The key to successful radio commercial localization is finding actors and comedians in your target countries who will be able to read the advertising text in a similar style as those heard by native speakers in the source country.

Radio programs — especially talk shows — pose a more difficult challenge. Sometimes only certain segments of the show need to be localized, while others remain in English. But even when a show is fully localized, having it translated by native speakers who also have knowledge of all the cultural references made on the show can be challenging — especially if it's "live" with no time for post-editing. But if you still want to do it by yourself, make sure to consult a reliable dictionary, like this Free Online English Spanish Dictionary.

What Are the Business Benefits of Media Localization?

Media localization offers significant benefits to companies with aspirations of growing their business domestically and internationally.

Domestic Growth

Media localization can help businesses reach customers in multiple markets within the same country. For example, Spanish-language media may play well in Miami, but it will be less effective in Chicago. To reach as many customers as possible across the United States, it will be necessary to localize media content into different languages and dialects.

International Growth
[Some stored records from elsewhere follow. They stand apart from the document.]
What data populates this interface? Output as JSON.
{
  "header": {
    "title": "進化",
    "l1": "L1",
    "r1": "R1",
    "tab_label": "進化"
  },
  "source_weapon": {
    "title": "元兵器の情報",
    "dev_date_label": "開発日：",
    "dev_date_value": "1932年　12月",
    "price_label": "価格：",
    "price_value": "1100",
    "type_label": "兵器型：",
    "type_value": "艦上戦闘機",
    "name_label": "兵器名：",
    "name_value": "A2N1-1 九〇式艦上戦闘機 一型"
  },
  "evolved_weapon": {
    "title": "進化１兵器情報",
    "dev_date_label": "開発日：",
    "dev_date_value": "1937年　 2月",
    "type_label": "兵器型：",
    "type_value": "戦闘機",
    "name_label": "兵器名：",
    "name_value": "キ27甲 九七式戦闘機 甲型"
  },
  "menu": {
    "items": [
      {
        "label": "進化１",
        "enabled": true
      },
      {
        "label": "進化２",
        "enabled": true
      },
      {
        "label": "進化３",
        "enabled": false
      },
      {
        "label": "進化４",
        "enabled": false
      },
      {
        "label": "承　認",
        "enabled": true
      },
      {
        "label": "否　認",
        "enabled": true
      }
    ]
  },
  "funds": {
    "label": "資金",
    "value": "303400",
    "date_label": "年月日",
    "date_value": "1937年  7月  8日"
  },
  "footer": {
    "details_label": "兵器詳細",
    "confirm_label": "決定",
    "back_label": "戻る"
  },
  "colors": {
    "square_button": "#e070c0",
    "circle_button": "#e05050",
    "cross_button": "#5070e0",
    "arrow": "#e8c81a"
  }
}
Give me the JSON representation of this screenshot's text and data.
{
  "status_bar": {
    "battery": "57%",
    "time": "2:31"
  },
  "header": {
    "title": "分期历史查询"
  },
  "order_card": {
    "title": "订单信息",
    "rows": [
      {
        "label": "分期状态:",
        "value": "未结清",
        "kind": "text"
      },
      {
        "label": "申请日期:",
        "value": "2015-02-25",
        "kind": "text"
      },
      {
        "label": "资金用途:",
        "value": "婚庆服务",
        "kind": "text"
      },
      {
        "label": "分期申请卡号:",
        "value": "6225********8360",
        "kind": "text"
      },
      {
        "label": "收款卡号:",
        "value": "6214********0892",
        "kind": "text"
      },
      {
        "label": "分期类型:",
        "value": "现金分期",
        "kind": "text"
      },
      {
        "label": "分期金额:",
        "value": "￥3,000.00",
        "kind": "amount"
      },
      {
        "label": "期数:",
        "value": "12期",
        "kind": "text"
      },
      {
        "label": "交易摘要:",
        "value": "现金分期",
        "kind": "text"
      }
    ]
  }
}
Localizing media content allows businesses to reach customers outside of their home country. Compared with translating content, localizing media offers additional advantages: It makes it easier for businesses to create content that resonates with consumers outside of their home country by taking into account cultural nuances and preferences that might be missed by simple translation alone.

Find Out What Your Audience Wants

The first step in the localization process is research. Conduct a needs assessment analysis to find out what your target audience wants. You need to get a sense of their culture, their likes and dislikes, what they want and what they expect from you. This will help you create content that is relevant and engaging without offending them in any way.

Hire the Right Localization Company

Working with a professional translation services agency will help ensure that all aspects of your creative media are localized correctly. They have native translators who understand the nuances of each language and culture

Content Extraction

The first step in creative media localization is extracting the source content from the original file. For example, if you have an AI file with your text embedded in it, the text would need to be extracted so that the translation can be completed. Then it would need to be placed back into the AI file. Similarly, if you have a video file with subtitles in it, those subtitles would need to be extracted for translation before being replaced once translation is complete.

Translation and Localization

Once the content is extracted from its original format, it can be sent for translation or localization. Most technical translators are only concerned with translating text from one language into another without taking into consideration cultural differences that may exist between countries where the target languages are spoken. On the other hand, localizers take these cultural differences into consideration when doing their work.


Media localization is a strategy that many companies apply to markets outside of their current ones. It’s not always standard practice, but it can be, and when a company does take advantage of this strategy, it can be very profitable for them. Ultimately, if you want your business to reach as many people as possible in different cultures, you need to think globally—and look at media localization as a way to do so.


We use only translators carefully selected to match the subject matter and content of your project. Our translations meet and exceed international quality standards. Upon request, we will provide you with a statement which certifies the accuracy of our translations.